The DASH diet is all about portion control and eating less fat, sugar, and salt. I bought smaller plates, spoons, and cups to make sticking to the plan easier. I also got smaller storage containers marked with various serving sizes so I could eat out of them and keep my portions in check. (Buy something similar on Amazon.com for $10.) I also posted to Facebook to let my friends know what I was doing and started keeping a food diary. These things helped keep me accountable—and continue to do so to this day.
On the DASH website, I also found and printed out this shopping list that provides a list of foods that fit into the diet. I took it with me to the grocery store and stocked up on everything I needed—which took me three long hours. (Thinking back on that now, it’s actually a bit humorous. Shopping is far easier for me now that I’ve been eating this way for nearly a year.) I bought lots of healthy grains, fruits and vegetables, and low-fat yogurt. I cut out cow’s milk and started using almond milk instead. I switched from processed peanut butter to natural almond butter.
I also started preparing most of my food myself, which is something I hadn’t done before. I’d always eaten out or bought ready-to-eat stuff. I found new things that I liked, and many were things I’d never eaten before. For example, I’d never had steel-cut oatmeal. As a Southern gal, I’d only had grits. I started eating strawberries and raspberries. I had never had asparagus or Brussels sprouts, but I started adding them to my shopping cart. I also began buying fresh meat and making grilled chicken or pork with cauliflower rice. (Which, by the way, is so good!)
I also started walking. Every two hours, I would walk for 10 or 20 minutes or even an hour. It didn’t really matter how long, it was just to get up out of my chair and move. I’d already proven I could hike and do more challenging forms of exercise, so walking seemed like a smaller task that would help me get healthier.
Come March 1st I had my next doctor’s appointment, and I was excited to see the changes. I don’t have a scale at home; I refuse to buy one. So it had been three months since I’d seen the doctor, and two months since I’d started the diet, and he said I’d lost 33 pounds. He was in shock. And not only that, he told me that if I stuck with it, I could reverse my diabetes. I was determined to make it happen.
Two months later I had another appointment. I found out that I had lost an additional 20 pounds. He also shared the most amazing news with me: I didn’t have diabetes anymore! My A1C was 5.3, down from 7. My blood pressure was also down to 115 over 30—healthy numbers I haven’t seen since I was 21 years old. I felt ecstatic, but also relieved.
Even though my health has improved, I haven’t stopped my medications; that’s not what my journey is about. With my long-term blood pressure issues, there’s no way to tell what harm’s already been done, so I need to continue taking them.
My doctor is shocked I’ve maintained my good health and weight loss for so long.
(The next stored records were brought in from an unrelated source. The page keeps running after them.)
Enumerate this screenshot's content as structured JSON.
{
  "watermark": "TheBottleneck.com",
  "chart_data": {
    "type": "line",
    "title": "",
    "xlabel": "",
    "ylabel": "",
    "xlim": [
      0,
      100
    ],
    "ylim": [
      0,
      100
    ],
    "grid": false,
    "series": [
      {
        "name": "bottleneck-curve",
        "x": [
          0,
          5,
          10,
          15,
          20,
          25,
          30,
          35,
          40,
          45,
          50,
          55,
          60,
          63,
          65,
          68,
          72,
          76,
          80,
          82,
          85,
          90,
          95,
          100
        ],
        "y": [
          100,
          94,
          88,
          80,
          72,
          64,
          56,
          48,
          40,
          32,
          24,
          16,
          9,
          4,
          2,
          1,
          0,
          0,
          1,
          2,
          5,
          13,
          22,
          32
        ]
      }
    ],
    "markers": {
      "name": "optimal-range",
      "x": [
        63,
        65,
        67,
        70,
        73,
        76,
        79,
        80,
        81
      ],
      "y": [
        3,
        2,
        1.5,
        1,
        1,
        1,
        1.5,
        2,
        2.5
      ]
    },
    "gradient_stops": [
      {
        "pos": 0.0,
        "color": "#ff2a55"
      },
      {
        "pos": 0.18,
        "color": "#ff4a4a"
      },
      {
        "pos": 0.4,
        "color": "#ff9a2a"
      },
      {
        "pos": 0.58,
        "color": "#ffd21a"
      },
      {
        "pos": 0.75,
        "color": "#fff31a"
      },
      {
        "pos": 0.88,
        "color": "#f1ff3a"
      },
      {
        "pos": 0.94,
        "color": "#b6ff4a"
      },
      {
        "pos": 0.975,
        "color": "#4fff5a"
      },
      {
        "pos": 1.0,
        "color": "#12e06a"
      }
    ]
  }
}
He told me he doesn’t care if lose another pound; he just doesn’t want me to put weight back on. “You have made too much progress to go back,” he said. And I agree. I want to do everything I can to maintain my newfound health for the rest of my life.
How you can improve your diet, too
People will say, “I don’t have money to start one of these diets.” But don’t let that excuse hold you back. I shop for food at Walmart, and I promise that you don’t have to spend a lot on groceries. Just follow a healthy shopping list and find ways to keep your portions reasonable. One way I do this is by asking the butcher to cut things into really small portions. This way I don’t have to spend time measuring as many things at home, and I can cook only what I should be eating in one sitting. You just have to figure out what strategies work for you, and not let anything stand in your way.